Europe drops Visa antitrust probe after interchange agreement

Europe drops Visa antitrust probe after interchange agreement

The EC has abandoned antitrust charges against Visa Europe after reaching a settlement that will see multilateral interchange fees (MIFs) for debit card payments tumble.

In April 2009 the Commission accused Visa of violating antitrust rules over MIFs, which "restrict competition between banks for accepting consumer payment cards without benefiting consumers by contributing to technical and economic progress".

However, it has now closed the investigation after Visa Europe agreed legally binding commitments to cap fees at 0.2% of the value of transactions for debit card cross border transactions and to national debit payments in countries where MIFs are set directly by Visa Europe.

The EC says this represents a reduction of about 60% on average for domestic MIFs and 30% for cross-border fees.

The figure is designed to reflect the application of the "merchant-indifference methodology", which seeks to establish the MIF at a level at which merchants have no preference whether a payment is made with a Visa debit card or with cash.

Joaquín Almunia, Commission VP in charge of competition policy, says: "Lower inter-bank fees will trigger real benefits for merchants and consumers whilst more transparent rules will also improve competition in the cards markets."

Visa Europe President and Chief Executive Peter Ayliffe, CEO, Visa Europe, adds: "The agreed commitments on immediate debit interchange fees and methodology are an important step towards the achievement of Sepa, meeting the recent call from the European Central Bank for such guidance. It will provide much needed legal certainty to all stakeholders and provides a mechanism for a revision to the average 0.2% rate if further data becomes available on the costs of different means of payment, including cash."

Comments: (1)
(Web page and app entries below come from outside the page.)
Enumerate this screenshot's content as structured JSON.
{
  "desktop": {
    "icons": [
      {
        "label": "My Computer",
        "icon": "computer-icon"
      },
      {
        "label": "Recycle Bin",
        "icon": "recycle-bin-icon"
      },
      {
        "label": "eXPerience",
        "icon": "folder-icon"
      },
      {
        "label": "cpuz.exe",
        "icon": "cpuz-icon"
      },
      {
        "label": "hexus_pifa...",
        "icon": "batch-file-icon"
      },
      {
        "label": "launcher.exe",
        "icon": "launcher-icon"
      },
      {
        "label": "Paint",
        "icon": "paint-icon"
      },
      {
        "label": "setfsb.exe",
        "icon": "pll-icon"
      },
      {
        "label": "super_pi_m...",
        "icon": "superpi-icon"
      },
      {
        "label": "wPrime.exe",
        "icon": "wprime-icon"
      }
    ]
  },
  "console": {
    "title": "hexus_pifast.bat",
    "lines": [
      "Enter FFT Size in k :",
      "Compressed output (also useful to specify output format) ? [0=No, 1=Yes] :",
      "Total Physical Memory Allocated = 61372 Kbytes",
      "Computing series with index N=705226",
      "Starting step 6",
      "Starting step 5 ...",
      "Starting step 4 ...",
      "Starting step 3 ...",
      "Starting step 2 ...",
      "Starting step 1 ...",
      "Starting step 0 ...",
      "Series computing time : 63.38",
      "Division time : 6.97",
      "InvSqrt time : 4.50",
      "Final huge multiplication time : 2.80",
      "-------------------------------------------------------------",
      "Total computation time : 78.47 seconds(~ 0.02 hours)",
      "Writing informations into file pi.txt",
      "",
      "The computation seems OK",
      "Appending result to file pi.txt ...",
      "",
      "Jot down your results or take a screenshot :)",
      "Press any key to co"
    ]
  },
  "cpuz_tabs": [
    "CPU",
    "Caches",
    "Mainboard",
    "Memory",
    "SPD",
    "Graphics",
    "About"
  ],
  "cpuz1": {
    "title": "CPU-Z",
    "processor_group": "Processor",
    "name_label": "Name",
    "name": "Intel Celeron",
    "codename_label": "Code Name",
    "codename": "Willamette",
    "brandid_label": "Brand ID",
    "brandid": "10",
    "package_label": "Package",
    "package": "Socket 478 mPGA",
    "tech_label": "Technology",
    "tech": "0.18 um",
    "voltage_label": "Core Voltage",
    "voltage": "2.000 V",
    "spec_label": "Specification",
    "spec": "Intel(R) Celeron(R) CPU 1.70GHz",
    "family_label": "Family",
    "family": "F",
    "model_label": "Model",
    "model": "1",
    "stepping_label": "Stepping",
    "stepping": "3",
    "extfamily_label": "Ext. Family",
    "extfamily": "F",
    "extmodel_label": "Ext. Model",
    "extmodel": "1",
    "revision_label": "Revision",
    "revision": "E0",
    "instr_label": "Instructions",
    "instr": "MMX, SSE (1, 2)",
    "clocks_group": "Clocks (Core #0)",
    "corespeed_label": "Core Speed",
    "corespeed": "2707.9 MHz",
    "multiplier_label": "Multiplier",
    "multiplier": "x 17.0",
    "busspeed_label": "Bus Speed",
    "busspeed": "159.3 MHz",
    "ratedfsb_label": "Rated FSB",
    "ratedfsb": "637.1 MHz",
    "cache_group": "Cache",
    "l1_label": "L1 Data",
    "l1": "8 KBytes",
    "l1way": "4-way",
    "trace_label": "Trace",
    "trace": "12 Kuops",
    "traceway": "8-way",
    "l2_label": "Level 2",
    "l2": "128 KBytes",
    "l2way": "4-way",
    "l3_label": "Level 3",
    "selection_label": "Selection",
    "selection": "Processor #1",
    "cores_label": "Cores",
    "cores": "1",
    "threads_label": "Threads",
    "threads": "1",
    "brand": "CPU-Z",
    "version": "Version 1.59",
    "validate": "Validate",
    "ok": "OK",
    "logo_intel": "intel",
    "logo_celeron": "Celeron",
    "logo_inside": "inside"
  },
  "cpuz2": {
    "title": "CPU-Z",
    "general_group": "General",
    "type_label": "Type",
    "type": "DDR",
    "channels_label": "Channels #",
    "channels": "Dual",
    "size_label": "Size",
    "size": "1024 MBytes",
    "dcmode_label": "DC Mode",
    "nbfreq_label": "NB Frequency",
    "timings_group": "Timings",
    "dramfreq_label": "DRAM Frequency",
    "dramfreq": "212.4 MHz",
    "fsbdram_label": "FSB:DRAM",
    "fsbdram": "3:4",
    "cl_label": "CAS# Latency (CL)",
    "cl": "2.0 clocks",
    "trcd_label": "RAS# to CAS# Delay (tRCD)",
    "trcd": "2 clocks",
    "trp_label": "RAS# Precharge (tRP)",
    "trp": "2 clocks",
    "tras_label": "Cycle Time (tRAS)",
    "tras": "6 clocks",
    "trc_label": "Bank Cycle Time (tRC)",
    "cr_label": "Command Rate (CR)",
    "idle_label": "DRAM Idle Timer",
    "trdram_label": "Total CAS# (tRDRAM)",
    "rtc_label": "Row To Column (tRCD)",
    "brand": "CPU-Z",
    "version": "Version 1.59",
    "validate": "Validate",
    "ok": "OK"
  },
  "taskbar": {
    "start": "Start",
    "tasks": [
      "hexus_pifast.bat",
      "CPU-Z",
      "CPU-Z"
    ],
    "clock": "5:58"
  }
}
A Finextra member
A Finextra member 09 December, 2010, 10:17Be the first to give this comment the thumbs up 0 likes

This was inevitable politically given the similar agreement between the European Commission and MasterCard Europe in April 2009.

However, two things are noticeable. First, Visa has not (unlike MasterCard) agreed to change its rules on surcharging. Second, there are no details in the announcement of the so-called "merchant indifference test" studies performed by the central banks of a number of EEA countries. Which countries were covered? What were the studies' methodologies, assumptions and retailer samples? And what were the results, given that all previous studies have shown that cash is less-costly for retailers, especially for low-value transactions?